“…VR speaks to our embodied self and we learn things through embodying it. We learn things by doing, we learn things by physically going and digging in the sane or building something with blocks.”
Dr. Skip Rizzo (Clinical Psychologist and Director of Medical VR at the University of Southern California Institute for Creative Technologies) brings up another important aspect of VR that’s discussed in this episode --- inclusion and diversity. VR can take the phrase “walking a mile in their shoes” to a completely new level by letting people immerse themselves in other experiences as a way to educate, promote discussion, and increase empathy.
“…I think VR is going to be a powerful force in helping change behavior in a pro-social way in these areas to promote diversity, equity, and inclusion.”
Learn more about virtual reality spaces with these experts:
Episode 11: How can synthetic data change the world? featuring Phil Bayer, Beatrice Milik, Emna Amor, and Peter van der Putten
Synthetic data provides a different way to build virtual reality experiences.
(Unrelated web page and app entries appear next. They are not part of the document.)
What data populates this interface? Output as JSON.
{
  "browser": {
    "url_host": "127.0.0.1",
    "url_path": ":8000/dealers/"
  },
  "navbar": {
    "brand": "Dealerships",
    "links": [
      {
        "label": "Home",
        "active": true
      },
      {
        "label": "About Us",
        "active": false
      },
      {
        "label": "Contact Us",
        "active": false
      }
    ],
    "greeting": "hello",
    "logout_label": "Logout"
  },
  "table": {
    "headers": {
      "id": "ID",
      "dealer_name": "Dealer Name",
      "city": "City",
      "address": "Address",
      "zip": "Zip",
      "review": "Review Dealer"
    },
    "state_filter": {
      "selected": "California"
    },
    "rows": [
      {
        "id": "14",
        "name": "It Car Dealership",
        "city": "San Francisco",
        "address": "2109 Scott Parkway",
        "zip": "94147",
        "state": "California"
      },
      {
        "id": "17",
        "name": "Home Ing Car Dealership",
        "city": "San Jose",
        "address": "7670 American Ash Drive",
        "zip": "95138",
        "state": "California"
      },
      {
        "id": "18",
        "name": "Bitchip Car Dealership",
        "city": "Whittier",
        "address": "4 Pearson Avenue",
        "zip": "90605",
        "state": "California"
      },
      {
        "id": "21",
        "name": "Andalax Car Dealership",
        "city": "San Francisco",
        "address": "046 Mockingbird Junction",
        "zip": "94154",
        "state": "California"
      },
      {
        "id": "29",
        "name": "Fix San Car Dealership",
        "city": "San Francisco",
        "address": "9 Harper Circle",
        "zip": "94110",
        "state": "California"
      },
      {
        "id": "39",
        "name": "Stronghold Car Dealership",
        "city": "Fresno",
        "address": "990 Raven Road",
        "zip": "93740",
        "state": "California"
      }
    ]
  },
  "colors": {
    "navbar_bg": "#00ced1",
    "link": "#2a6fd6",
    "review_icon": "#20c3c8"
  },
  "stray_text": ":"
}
Synthetic data is artificially created and has the same statistical properties of original data. Why take the time to generate synthetic data? Philip Bayer (User Experience Engineer, Google) talks about how it solves a lot of issues around data privacy and bias because those issues simply don’t exist. As a result, VR projects can be built quicker and with less bias because humans aren’t putting their own biases into their models and this process saves on time and resources.
“You will train your machine learning models to have that same bias. With synthetic data, you can create worlds that you’re hoping for or that you’re envisioning.”
Beatrice Milik (Sales Engineer, Statics) talks about how original data can be traced back to their source even when they claim to be anonymous and secure. This break in trust makes it difficult for people to build and experience VR for its positive benefits. With synthetic data, there is no risk of data leaks because the data doesn’t come from anyone.
“…We basically, as consumers or customers of any type, have no privacy at all. So, of course I wanted to join this mission to build a technology that would eventually give us what is ours back.”
If you want your VR to accurately represent the real world, you need to do a ton of research and collect (then clean) a ton of data. Emna Amor (Sr. Machine Learning Engineer, Statice) talks about how time-consuming this can be and how it takes away from actually testing and launching VR solutions. Synthetic data enables people to use valuable time in testing and deployment.
“Imagine you want to build autonomous cars and you need to ride in every corner of the world, try to find every combination of possible scenarios in the real world. […] It would take maybe ages, too much time to collect this data…”
And, whether VR is built with real data or synthetic data, the goal is to recreate our real world in a digital format. However, Peter van der Putten (Director for AI Solutions, Pegasystems) shares that there is such a thing as creating a virtual world that’s too perfect. There’s a graininess to the real world that VR doesn’t always capture. The real world has unpredictable weather conditions that impact visibility and that’s an imperfection that VR has yet to perfect.
“There’s more and more research going into how we can make VR more like the real world […] the issue is that a lot of VR is hyper-realistic.”
Check out the full episode to learn more about synthetic data in VR:
Check out the entire podcast series to hear more stories from industry experts and Pega team members!